* INPUT DATA
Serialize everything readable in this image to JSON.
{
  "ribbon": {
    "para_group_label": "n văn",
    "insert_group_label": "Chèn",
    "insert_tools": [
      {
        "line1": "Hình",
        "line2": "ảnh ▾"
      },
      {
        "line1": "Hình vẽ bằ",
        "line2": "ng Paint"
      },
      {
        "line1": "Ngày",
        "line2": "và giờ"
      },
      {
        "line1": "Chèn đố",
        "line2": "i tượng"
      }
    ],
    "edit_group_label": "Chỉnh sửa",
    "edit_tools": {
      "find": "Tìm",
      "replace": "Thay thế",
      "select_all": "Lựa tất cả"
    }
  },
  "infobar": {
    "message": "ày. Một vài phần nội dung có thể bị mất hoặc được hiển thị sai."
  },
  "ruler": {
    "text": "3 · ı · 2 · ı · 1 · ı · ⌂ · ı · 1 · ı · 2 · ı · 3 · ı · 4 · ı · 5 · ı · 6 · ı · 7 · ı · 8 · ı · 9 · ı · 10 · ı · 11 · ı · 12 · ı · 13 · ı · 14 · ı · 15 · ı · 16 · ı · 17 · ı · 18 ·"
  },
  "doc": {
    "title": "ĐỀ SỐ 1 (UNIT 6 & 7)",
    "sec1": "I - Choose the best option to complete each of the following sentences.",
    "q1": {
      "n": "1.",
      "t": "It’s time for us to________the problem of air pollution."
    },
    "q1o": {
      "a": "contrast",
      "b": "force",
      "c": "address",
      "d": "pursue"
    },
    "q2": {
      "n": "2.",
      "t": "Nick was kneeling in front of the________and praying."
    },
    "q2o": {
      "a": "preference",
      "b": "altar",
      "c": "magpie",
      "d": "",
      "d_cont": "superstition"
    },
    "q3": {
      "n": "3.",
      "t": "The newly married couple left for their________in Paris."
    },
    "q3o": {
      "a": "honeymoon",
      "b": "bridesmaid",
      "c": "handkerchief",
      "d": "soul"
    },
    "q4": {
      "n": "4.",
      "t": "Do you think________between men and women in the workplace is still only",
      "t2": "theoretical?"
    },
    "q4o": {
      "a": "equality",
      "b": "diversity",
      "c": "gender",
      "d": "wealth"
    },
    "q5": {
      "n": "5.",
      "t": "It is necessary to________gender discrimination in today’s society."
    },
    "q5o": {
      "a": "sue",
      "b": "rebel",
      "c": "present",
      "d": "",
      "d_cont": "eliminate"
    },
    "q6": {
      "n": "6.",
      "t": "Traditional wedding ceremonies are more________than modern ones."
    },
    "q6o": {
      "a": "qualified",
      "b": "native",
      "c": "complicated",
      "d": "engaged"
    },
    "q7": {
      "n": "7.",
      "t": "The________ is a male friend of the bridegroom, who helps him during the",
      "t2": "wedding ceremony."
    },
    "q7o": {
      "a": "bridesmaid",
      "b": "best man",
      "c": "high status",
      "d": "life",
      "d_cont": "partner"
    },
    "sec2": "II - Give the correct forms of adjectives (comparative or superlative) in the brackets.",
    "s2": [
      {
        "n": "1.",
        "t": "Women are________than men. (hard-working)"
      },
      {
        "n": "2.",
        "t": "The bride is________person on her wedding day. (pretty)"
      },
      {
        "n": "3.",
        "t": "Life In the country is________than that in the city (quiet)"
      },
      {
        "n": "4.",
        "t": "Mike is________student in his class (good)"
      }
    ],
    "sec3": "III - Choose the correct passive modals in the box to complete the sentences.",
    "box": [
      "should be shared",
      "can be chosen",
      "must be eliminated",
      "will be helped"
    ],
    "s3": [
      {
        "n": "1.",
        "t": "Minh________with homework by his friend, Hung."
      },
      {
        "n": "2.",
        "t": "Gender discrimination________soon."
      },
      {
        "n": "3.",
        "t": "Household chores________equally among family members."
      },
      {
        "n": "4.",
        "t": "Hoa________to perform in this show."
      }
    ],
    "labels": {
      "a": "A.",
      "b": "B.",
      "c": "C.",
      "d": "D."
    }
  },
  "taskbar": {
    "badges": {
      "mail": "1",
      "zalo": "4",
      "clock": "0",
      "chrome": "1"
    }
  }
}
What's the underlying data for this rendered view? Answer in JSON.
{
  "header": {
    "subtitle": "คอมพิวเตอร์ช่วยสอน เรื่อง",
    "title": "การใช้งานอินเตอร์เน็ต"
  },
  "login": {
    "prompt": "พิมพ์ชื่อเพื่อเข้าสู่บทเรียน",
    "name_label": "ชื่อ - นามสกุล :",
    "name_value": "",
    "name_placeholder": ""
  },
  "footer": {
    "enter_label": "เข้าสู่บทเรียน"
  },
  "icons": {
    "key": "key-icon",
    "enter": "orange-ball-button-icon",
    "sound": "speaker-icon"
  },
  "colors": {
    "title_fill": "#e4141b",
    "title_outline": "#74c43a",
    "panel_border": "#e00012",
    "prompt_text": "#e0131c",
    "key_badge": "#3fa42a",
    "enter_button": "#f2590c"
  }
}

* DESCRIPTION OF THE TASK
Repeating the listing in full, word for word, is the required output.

* REPLY
Serialize everything readable in this image to JSON.
{
  "ribbon": {
    "para_group_label": "n văn",
    "insert_group_label": "Chèn",
    "insert_tools": [
      {
        "line1": "Hình",
        "line2": "ảnh ▾"
      },
      {
        "line1": "Hình vẽ bằ",
        "line2": "ng Paint"
      },
      {
        "line1": "Ngày",
        "line2": "và giờ"
      },
      {
        "line1": "Chèn đố",
        "line2": "i tượng"
      }
    ],
    "edit_group_label": "Chỉnh sửa",
    "edit_tools": {
      "find": "Tìm",
      "replace": "Thay thế",
      "select_all": "Lựa tất cả"
    }
  },
  "infobar": {
    "message": "ày. Một vài phần nội dung có thể bị mất hoặc được hiển thị sai."
  },
  "ruler": {
    "text": "3 · ı · 2 · ı · 1 · ı · ⌂ · ı · 1 · ı · 2 · ı · 3 · ı · 4 · ı · 5 · ı · 6 · ı · 7 · ı · 8 · ı · 9 · ı · 10 · ı · 11 · ı · 12 · ı · 13 · ı · 14 · ı · 15 · ı · 16 · ı · 17 · ı · 18 ·"
  },
  "doc": {
    "title": "ĐỀ SỐ 1 (UNIT 6 & 7)",
    "sec1": "I - Choose the best option to complete each of the following sentences.",
    "q1": {
      "n": "1.",
      "t": "It’s time for us to________the problem of air pollution."
    },
    "q1o": {
      "a": "contrast",
      "b": "force",
      "c": "address",
      "d": "pursue"
    },
    "q2": {
      "n": "2.",
      "t": "Nick was kneeling in front of the________and praying."
    },
    "q2o": {
      "a": "preference",
      "b": "altar",
      "c": "magpie",
      "d": "",
      "d_cont": "superstition"
    },
    "q3": {
      "n": "3.",
      "t": "The newly married couple left for their________in Paris."
    },
    "q3o": {
      "a": "honeymoon",
      "b": "bridesmaid",
      "c": "handkerchief",
      "d": "soul"
    },
    "q4": {
      "n": "4.",
      "t": "Do you think________between men and women in the workplace is still only",
      "t2": "theoretical?"
    },
    "q4o": {
      "a": "equality",
      "b": "diversity",
      "c": "gender",
      "d": "wealth"
    },
    "q5": {
      "n": "5.",
      "t": "It is necessary to________gender discrimination in today’s society."
    },
    "q5o": {
      "a": "sue",
      "b": "rebel",
      "c": "present",
      "d": "",
      "d_cont": "eliminate"
    },
    "q6": {
      "n": "6.",
      "t": "Traditional wedding ceremonies are more________than modern ones."
    },
    "q6o": {
      "a": "qualified",
      "b": "native",
      "c": "complicated",
      "d": "engaged"
    },
    "q7": {
      "n": "7.",
      "t": "The________ is a male friend of the bridegroom, who helps him during the",
      "t2": "wedding ceremony."
    },
    "q7o": {
      "a": "bridesmaid",
      "b": "best man",
      "c": "high status",
      "d": "life",
      "d_cont": "partner"
    },
    "sec2": "II - Give the correct forms of adjectives (comparative or superlative) in the brackets.",
    "s2": [
      {
        "n": "1.",
        "t": "Women are________than men. (hard-working)"
      },
      {
        "n": "2.",
        "t": "The bride is________person on her wedding day. (pretty)"
      },
      {
        "n": "3.",
        "t": "Life In the country is________than that in the city (quiet)"
      },
      {
        "n": "4.",
        "t": "Mike is________student in his class (good)"
      }
    ],
    "sec3": "III - Choose the correct passive modals in the box to complete the sentences.",
    "box": [
      "should be shared",
      "can be chosen",
      "must be eliminated",
      "will be helped"
    ],
    "s3": [
      {
        "n": "1.",
        "t": "Minh________with homework by his friend, Hung."
      },
      {
        "n": "2.",
        "t": "Gender discrimination________soon."
      },
      {
        "n": "3.",
        "t": "Household chores________equally among family members."
      },
      {
        "n": "4.",
        "t": "Hoa________to perform in this show."
      }
    ],
    "labels": {
      "a": "A.",
      "b": "B.",
      "c": "C.",
      "d": "D."
    }
  },
  "taskbar": {
    "badges": {
      "mail": "1",
      "zalo": "4",
      "clock": "0",
      "chrome": "1"
    }
  }
}
What's the underlying data for this rendered view? Answer in JSON.
{
  "header": {
    "subtitle": "คอมพิวเตอร์ช่วยสอน เรื่อง",
    "title": "การใช้งานอินเตอร์เน็ต"
  },
  "login": {
    "prompt": "พิมพ์ชื่อเพื่อเข้าสู่บทเรียน",
    "name_label": "ชื่อ - นามสกุล :",
    "name_value": "",
    "name_placeholder": ""
  },
  "footer": {
    "enter_label": "เข้าสู่บทเรียน"
  },
  "icons": {
    "key": "key-icon",
    "enter": "orange-ball-button-icon",
    "sound": "speaker-icon"
  },
  "colors": {
    "title_fill": "#e4141b",
    "title_outline": "#74c43a",
    "panel_border": "#e00012",
    "prompt_text": "#e0131c",
    "key_badge": "#3fa42a",
    "enter_button": "#f2590c"
  }
}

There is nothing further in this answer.